Review – Shadowrun: Rigger 5.05 January, 2016
Shadowrun: Rigger 5.0 provides a wealth of vehicles and drones to expand the mobility (and other) options for riggers and other vehicle oriented characters, but especially riggers. Do you need this book? As a GM, probably, it provides such a depth of additional vehicles and drones that it helps to flesh out the world considerably, if you game uses vehicles at all, put it on your list to acquire. If you are a player, if you are playing a rigger or vehicle oriented charter, you will want to pick this up, otherwise, it can wait. Overall, another solid entry in the sourcebooks for the new Shadowrun. (Now we just need a used car lot for 5th ed.)
Shadowrun: Rigger 5.0 is a Core Rigger Handbook for the 5th edition of Shadowrun, so what does that mean? It means that this book is full of information on riggers, what they do and how they do it, and the vehicles and drones they do it with, in the Shadowrun world.
The book begins with one of the ubiquitous fiction sections, then it looks into what life is like for a rigger including eight views from various riggers about their lives, ranging from Doc Wagon pilot to racer, military rigger to construction operator. It then discusses the various roles that a rigger can fill and a very brief overview of the various vehicles and drones that they can use.
Next, All the Angles, gives some in-game advice on how to get the most out of drones followed by new rules on repairs, electronic warfare and swarms. This is followed by On the Bleeding Edge which provides more positive and negative qualities for those who drive and ride, and new life modules (for that alternate character creation method).
After some more fiction, we get to the part everyone can enjoy, more vehicles: ground vehicles, water vehicles, air vehicles and more drones than you can shake a tire iron at. Ground vehicles range from personal transport to big rigs with a subsection of security/police vehicles, truly something for everyone. Water vehicles range from water ski-like vehicles to motor sailors and luxury yachts (but nothing bigger). The air vehicles section is fairly small but has helicopters, helicopter gunships, t-birds and even a couple of zeppelins.
Next, in the Automated Army, drones! Beginning with who manufactures drones in the Sixth World and then moves into how drones can be modified, it then moves into a catalog of drones from the smallest (mosquito-sized) to massive construction machines and everything in between including a wide range of humanoid drones for work and security uses.
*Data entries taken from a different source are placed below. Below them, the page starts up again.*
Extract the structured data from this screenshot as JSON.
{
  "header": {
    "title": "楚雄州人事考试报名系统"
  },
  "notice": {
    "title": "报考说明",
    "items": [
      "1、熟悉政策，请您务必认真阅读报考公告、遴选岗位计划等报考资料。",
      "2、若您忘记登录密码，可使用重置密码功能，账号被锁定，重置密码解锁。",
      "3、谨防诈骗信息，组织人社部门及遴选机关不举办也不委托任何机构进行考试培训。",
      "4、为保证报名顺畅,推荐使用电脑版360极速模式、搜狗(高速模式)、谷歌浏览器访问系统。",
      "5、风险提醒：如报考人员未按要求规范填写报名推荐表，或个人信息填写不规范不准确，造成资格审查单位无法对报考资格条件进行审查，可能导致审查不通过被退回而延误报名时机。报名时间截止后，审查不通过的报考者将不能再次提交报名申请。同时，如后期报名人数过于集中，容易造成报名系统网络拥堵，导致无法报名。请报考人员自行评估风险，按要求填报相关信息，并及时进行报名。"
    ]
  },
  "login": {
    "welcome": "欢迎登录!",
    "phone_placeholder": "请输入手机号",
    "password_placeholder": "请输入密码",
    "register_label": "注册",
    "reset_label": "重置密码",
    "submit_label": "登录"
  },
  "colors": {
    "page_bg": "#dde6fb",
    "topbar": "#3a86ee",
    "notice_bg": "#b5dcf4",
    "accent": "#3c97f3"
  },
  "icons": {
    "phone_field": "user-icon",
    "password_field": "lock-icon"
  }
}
Again, something for just about every use.
Building the Perfect Beast provides rules for modifying vehicles from the basics of improving engines and adding weapons and armor to various unusual things, such as secondary propulsion systems (though, oddly, neglecting wheels), ram plates, and much more. Almost any variant that can be imagined can be built, if one has the time, money and skills.
The final rules section is Maximum Pursuit which introduces slightly expanded rules and new maneuvers for the various vehicles types and drones (and passengers!). It adds some complexity but not an excessive amount and if one wants to have vehicles play a more important role in their campaign, it increases in options and, thus, complexity, may be required.
The last section of the book is a compilation of all the vehicle and drone statistics from all of the Shadowrun (5th edition) products so far, seven pages of small type.
Rigger 5.0 is a solid sourcebook but for my tastes, has far more fiction than is needed, space that could have been used for more vehicles and drones (what most people will be buying the product for). The art is generally good but there is a whole set of Dodge vehicles that are given a very distinct set of descriptions and the art does not match that.